Items from an interface collection
BEGIN

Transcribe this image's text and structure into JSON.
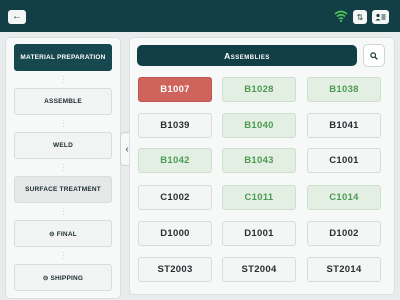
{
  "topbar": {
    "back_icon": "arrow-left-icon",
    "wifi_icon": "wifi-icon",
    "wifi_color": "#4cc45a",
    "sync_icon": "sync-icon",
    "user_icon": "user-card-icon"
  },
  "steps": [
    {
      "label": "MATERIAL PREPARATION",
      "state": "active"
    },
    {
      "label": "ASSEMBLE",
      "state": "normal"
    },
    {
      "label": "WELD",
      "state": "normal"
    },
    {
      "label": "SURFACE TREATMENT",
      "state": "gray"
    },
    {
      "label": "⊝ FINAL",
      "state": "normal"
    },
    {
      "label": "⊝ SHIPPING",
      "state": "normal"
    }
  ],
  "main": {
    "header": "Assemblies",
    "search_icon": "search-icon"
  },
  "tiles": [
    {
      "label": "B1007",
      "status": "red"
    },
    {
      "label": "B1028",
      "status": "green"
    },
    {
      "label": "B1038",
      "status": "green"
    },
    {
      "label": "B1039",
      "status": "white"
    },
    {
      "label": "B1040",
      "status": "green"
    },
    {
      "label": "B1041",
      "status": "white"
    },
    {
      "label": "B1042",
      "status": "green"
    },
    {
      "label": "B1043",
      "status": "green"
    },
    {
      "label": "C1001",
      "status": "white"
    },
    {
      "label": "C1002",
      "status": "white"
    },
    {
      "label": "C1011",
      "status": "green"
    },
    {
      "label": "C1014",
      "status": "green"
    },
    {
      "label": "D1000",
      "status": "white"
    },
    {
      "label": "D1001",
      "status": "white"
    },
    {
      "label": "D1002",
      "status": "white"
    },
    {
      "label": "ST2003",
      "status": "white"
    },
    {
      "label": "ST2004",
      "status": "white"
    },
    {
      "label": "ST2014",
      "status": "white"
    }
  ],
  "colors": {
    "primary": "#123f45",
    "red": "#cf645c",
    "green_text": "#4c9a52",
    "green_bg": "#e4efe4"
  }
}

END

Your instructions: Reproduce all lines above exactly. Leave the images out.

Result below:
Transcribe this image's text and structure into JSON.
{
  "topbar": {
    "back_icon": "arrow-left-icon",
    "wifi_icon": "wifi-icon",
    "wifi_color": "#4cc45a",
    "sync_icon": "sync-icon",
    "user_icon": "user-card-icon"
  },
  "steps": [
    {
      "label": "MATERIAL PREPARATION",
      "state": "active"
    },
    {
      "label": "ASSEMBLE",
      "state": "normal"
    },
    {
      "label": "WELD",
      "state": "normal"
    },
    {
      "label": "SURFACE TREATMENT",
      "state": "gray"
    },
    {
      "label": "⊝ FINAL",
      "state": "normal"
    },
    {
      "label": "⊝ SHIPPING",
      "state": "normal"
    }
  ],
  "main": {
    "header": "Assemblies",
    "search_icon": "search-icon"
  },
  "tiles": [
    {
      "label": "B1007",
      "status": "red"
    },
    {
      "label": "B1028",
      "status": "green"
    },
    {
      "label": "B1038",
      "status": "green"
    },
    {
      "label": "B1039",
      "status": "white"
    },
    {
      "label": "B1040",
      "status": "green"
    },
    {
      "label": "B1041",
      "status": "white"
    },
    {
      "label": "B1042",
      "status": "green"
    },
    {
      "label": "B1043",
      "status": "green"
    },
    {
      "label": "C1001",
      "status": "white"
    },
    {
      "label": "C1002",
      "status": "white"
    },
    {
      "label": "C1011",
      "status": "green"
    },
    {
      "label": "C1014",
      "status": "green"
    },
    {
      "label": "D1000",
      "status": "white"
    },
    {
      "label": "D1001",
      "status": "white"
    },
    {
      "label": "D1002",
      "status": "white"
    },
    {
      "label": "ST2003",
      "status": "white"
    },
    {
      "label": "ST2004",
      "status": "white"
    },
    {
      "label": "ST2014",
      "status": "white"
    }
  ],
  "colors": {
    "primary": "#123f45",
    "red": "#cf645c",
    "green_text": "#4c9a52",
    "green_bg": "#e4efe4"
  }
}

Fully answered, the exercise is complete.